Ad Stuprum: The Fallacy of Appeal to Sex

University of Windsor

Arguments sometimes appeal to sex by invoking the sexuality of a model or a person or the promise of sexual gratification. When sexual gratification is not a relevant consideration, the appeal seems to be fallacious.

We will address when this may be an appropriate line of reasoning -- there is such a thing as “sex appeal”--and when it may be biased to assume the relevance of sexuality. Advertising, which provides infinite examples of appeal to sex, may be questionable as a case of argumentation, as opposed to some other sort of negotiation or communication, especially perhaps in its reliance on visual imagery. Yet, more classic textual cases of appeal to sex can be found (e.g. Lysistrata), as well as what may be reasonable enough practical advice (e.g. in advice columns) about making oneself sexually attractive.

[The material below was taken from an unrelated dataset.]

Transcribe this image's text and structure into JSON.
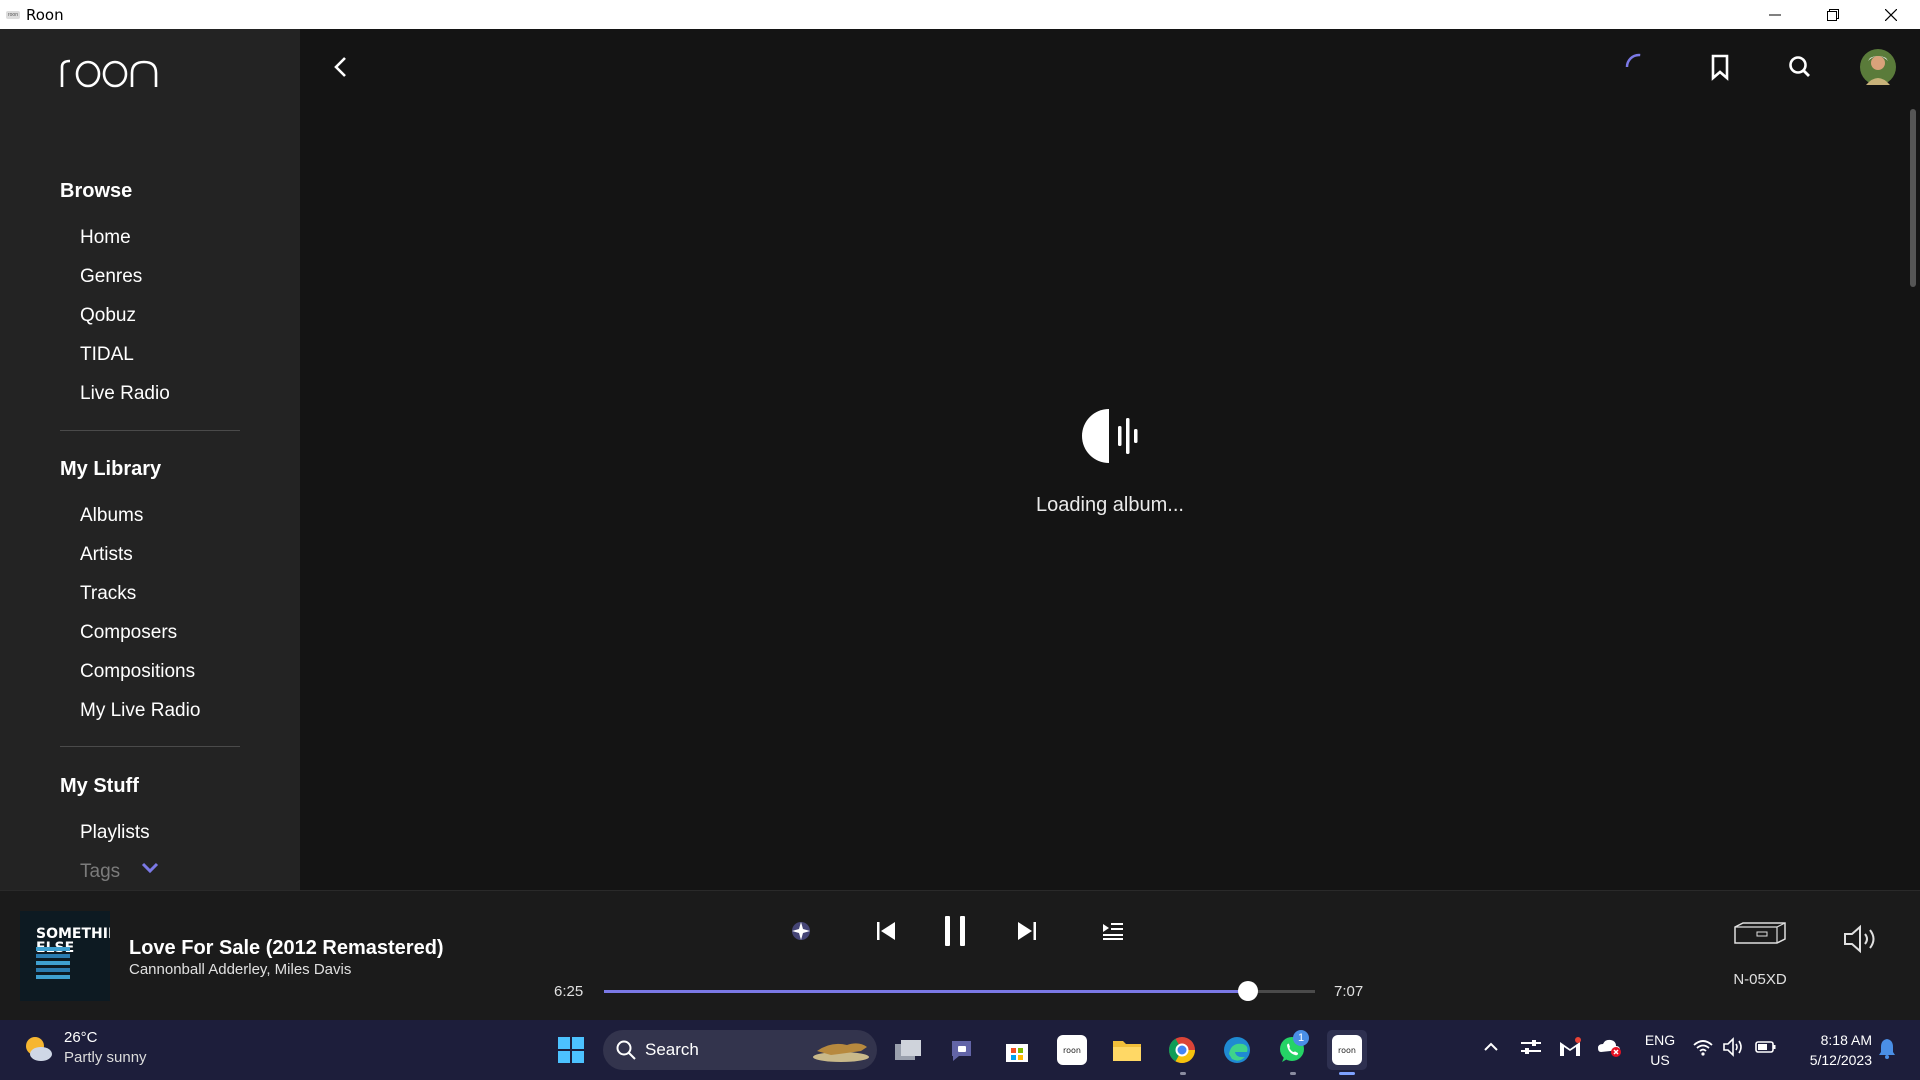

Its appropriate role sometimes as a practical consideration suggests that appeal to sex is analogous to appeal to force, or ad baculum, which can be relevant in a negotiation dialogue, Douglas Walton argues. So, it deserves at least the same attention from argumentation scholars, and perhaps even more from critical thinking educators in cultures more saturated with sexuality than with threats.